You can also get color blindness later in life if you have a disease or injury that affects your eyes or brain.

How is color blindness passed down from parents?

Conditions like color blindness are passed from parents to their children on groups of genes called chromosomes.

Some of these, called X and Y chromosomes, determine if you are male or female at birth. Males have 1 X chromosome and 1 Y chromosome, and females have 2 X chromosomes. The genes that can give you red-green color blindness are passed down on the X chromosome.

Since it’s passed down on the X chromosome, red-green color blindness is more common in men. This is because:

  • Males have only 1 X chromosome, from their mother. If that X chromosome has the gene for red-green color blindness (instead of a normal X chromosome), they will have red-green color blindness.
  • Females have 2 X chromosomes, one from their mother and one from their father. To have red-green color blindness, both X chromosomes would need to have the gene for red-green color blindness.

Blue-yellow color blindness and complete color blindness are passed down on other chromosomes, so they affect males and females equally.

What diseases or injuries can cause color blindness?

Color blindness can also happen if your eyes or the part of your brain that helps you see color gets damaged. This can be caused by:

  • Eye diseases, like glaucoma or macular degeneration
  • Brain and nervous system diseases, like Alzheimer’s or multiple sclerosis
  • Some medicines, like Plaquenil (a rheumatoid arthritis medicine)
  • Eye or brain injuries

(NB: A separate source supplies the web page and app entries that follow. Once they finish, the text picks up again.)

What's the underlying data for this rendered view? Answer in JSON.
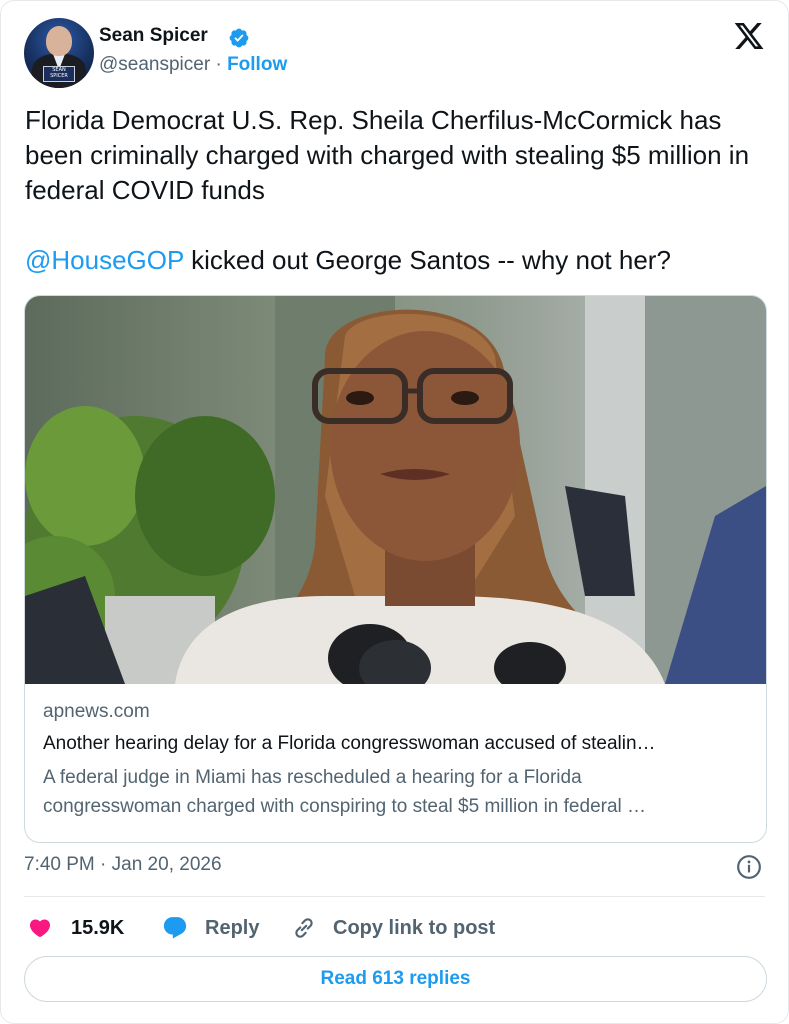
{
  "author": {
    "name": "Sean Spicer",
    "handle": "@seanspicer",
    "separator": "·",
    "follow_label": "Follow",
    "avatar_logo_text": "SEAN SPICER"
  },
  "tweet": {
    "paragraph1": "Florida Democrat U.S. Rep. Sheila Cherfilus-McCormick has been criminally charged with charged with stealing $5 million in federal COVID funds",
    "mention": "@HouseGOP",
    "paragraph2_rest": " kicked out George Santos -- why not her?"
  },
  "link_card": {
    "domain": "apnews.com",
    "title": "Another hearing delay for a Florida congresswoman accused of stealin…",
    "description_line1": "A federal judge in Miami has rescheduled a hearing for a Florida",
    "description_line2": "congresswoman charged with conspiring to steal $5 million in federal …"
  },
  "meta": {
    "timestamp": "7:40 PM · Jan 20, 2026"
  },
  "actions": {
    "like_count": "15.9K",
    "reply_label": "Reply",
    "copy_label": "Copy link to post"
  },
  "read_replies_label": "Read 613 replies",
  "colors": {
    "accent": "#1d9bf0",
    "like": "#f91880",
    "text": "#0f1419",
    "muted": "#536471"
  },
  "icons": [
    "verified-badge-icon",
    "x-logo-icon",
    "info-icon",
    "heart-icon",
    "reply-bubble-icon",
    "link-icon"
  ]
}
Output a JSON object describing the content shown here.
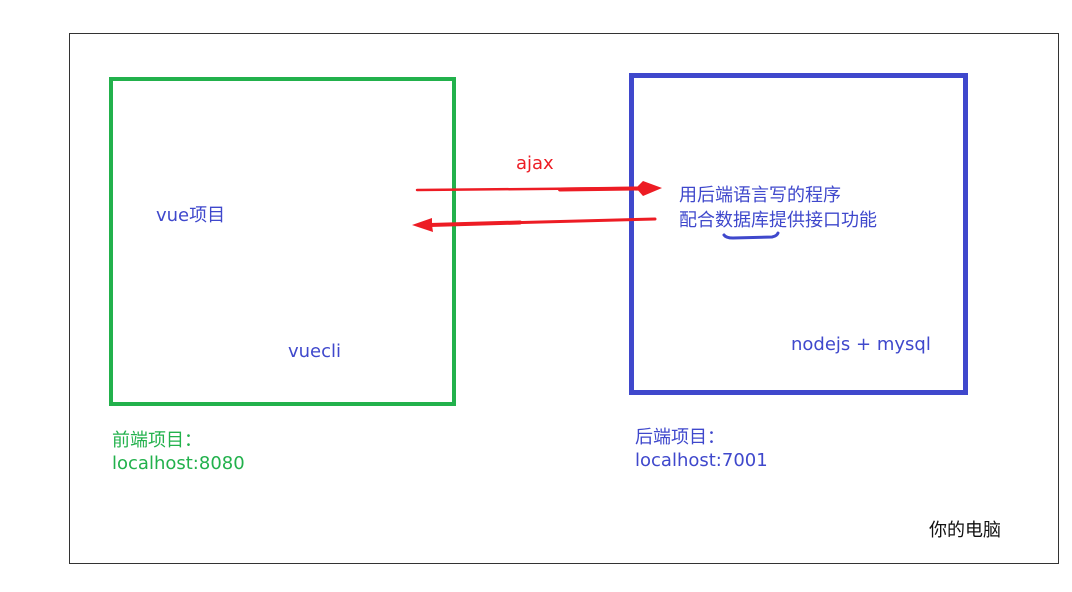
{
  "frontend_box": {
    "label": "vue项目",
    "tool": "vuecli",
    "caption_title": "前端项目：",
    "caption_host": "localhost:8080"
  },
  "backend_box": {
    "desc_line1": "用后端语言写的程序",
    "desc_line2": "配合数据库提供接口功能",
    "stack": "nodejs + mysql",
    "caption_title": "后端项目：",
    "caption_host": "localhost:7001"
  },
  "arrow_label": "ajax",
  "computer_label": "你的电脑",
  "colors": {
    "frontend": "#22b14c",
    "backend": "#3f48cc",
    "arrow": "#ed1c24",
    "frame": "#333333"
  }
}
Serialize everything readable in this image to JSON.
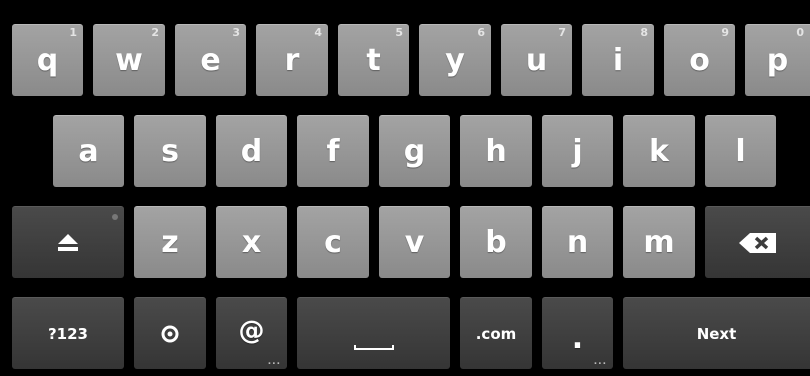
{
  "keyboard": {
    "row1": [
      {
        "label": "q",
        "alt": "1"
      },
      {
        "label": "w",
        "alt": "2"
      },
      {
        "label": "e",
        "alt": "3"
      },
      {
        "label": "r",
        "alt": "4"
      },
      {
        "label": "t",
        "alt": "5"
      },
      {
        "label": "y",
        "alt": "6"
      },
      {
        "label": "u",
        "alt": "7"
      },
      {
        "label": "i",
        "alt": "8"
      },
      {
        "label": "o",
        "alt": "9"
      },
      {
        "label": "p",
        "alt": "0"
      }
    ],
    "row2": [
      "a",
      "s",
      "d",
      "f",
      "g",
      "h",
      "j",
      "k",
      "l"
    ],
    "row3": [
      "z",
      "x",
      "c",
      "v",
      "b",
      "n",
      "m"
    ],
    "bottom": {
      "symbols_label": "?123",
      "at_label": "@",
      "dotcom_label": ".com",
      "period_label": ".",
      "next_label": "Next",
      "more_indicator": "..."
    },
    "icons": {
      "shift": "shift-arrow-icon",
      "backspace": "backspace-icon",
      "settings": "settings-gear-icon",
      "space": "space-bar-icon"
    },
    "colors": {
      "background": "#000000",
      "key_light": "#9a9a9a",
      "key_dark": "#404040",
      "text": "#ffffff"
    }
  }
}
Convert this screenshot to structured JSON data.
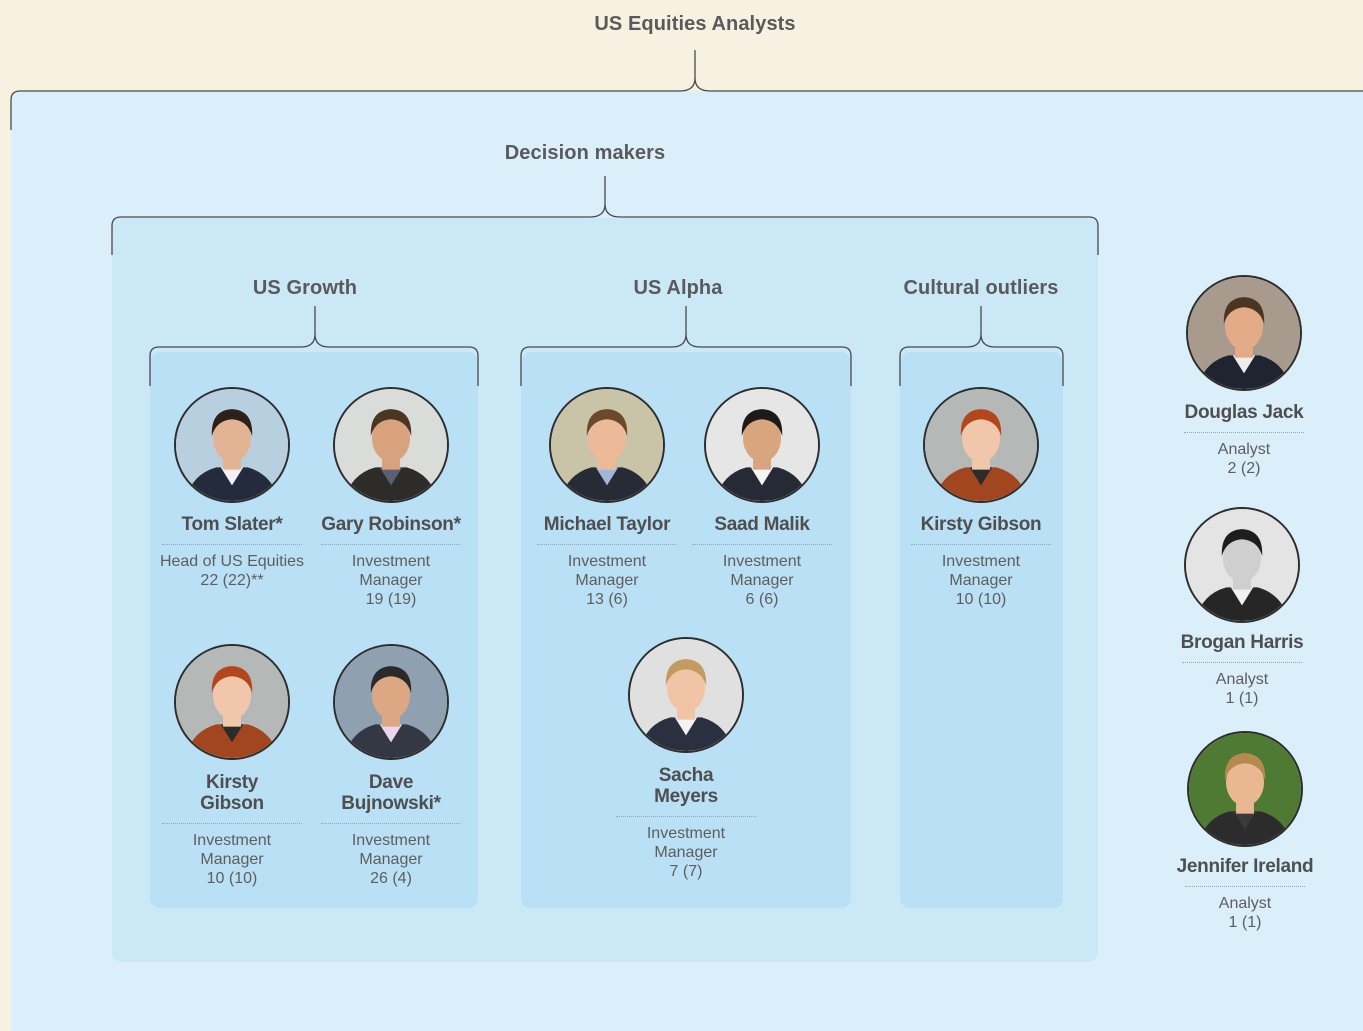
{
  "title": "US Equities Analysts",
  "decision_makers": {
    "title": "Decision makers",
    "groups": [
      {
        "title": "US Growth",
        "members": [
          {
            "name": "Tom Slater*",
            "role": "Head of US Equities",
            "count": "22 (22)**"
          },
          {
            "name": "Gary Robinson*",
            "role": "Investment Manager",
            "count": "19 (19)"
          },
          {
            "name": "Kirsty Gibson",
            "role": "Investment Manager",
            "count": "10 (10)"
          },
          {
            "name": "Dave Bujnowski*",
            "role": "Investment Manager",
            "count": "26 (4)"
          }
        ]
      },
      {
        "title": "US Alpha",
        "members": [
          {
            "name": "Michael Taylor",
            "role": "Investment Manager",
            "count": "13 (6)"
          },
          {
            "name": "Saad Malik",
            "role": "Investment Manager",
            "count": "6 (6)"
          },
          {
            "name": "Sacha Meyers",
            "role": "Investment Manager",
            "count": "7 (7)"
          }
        ]
      },
      {
        "title": "Cultural outliers",
        "members": [
          {
            "name": "Kirsty Gibson",
            "role": "Investment Manager",
            "count": "10 (10)"
          }
        ]
      }
    ]
  },
  "analysts": [
    {
      "name": "Douglas Jack",
      "role": "Analyst",
      "count": "2 (2)"
    },
    {
      "name": "Brogan Harris",
      "role": "Analyst",
      "count": "1 (1)"
    },
    {
      "name": "Jennifer Ireland",
      "role": "Analyst",
      "count": "1 (1)"
    }
  ],
  "colors": {
    "page_background": "#f8f1e1",
    "outer_panel": "#dbeffa",
    "decision_panel": "#cbe8f7",
    "group_panel": "#b9e0f4",
    "bracket_line": "#4a4a4a"
  },
  "icons": [
    "portrait-photo-icon"
  ]
}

Your color vision may also get worse as you get older, especially if you get a cataract — a cloudy area on your eye.

Last updated: June 26, 2019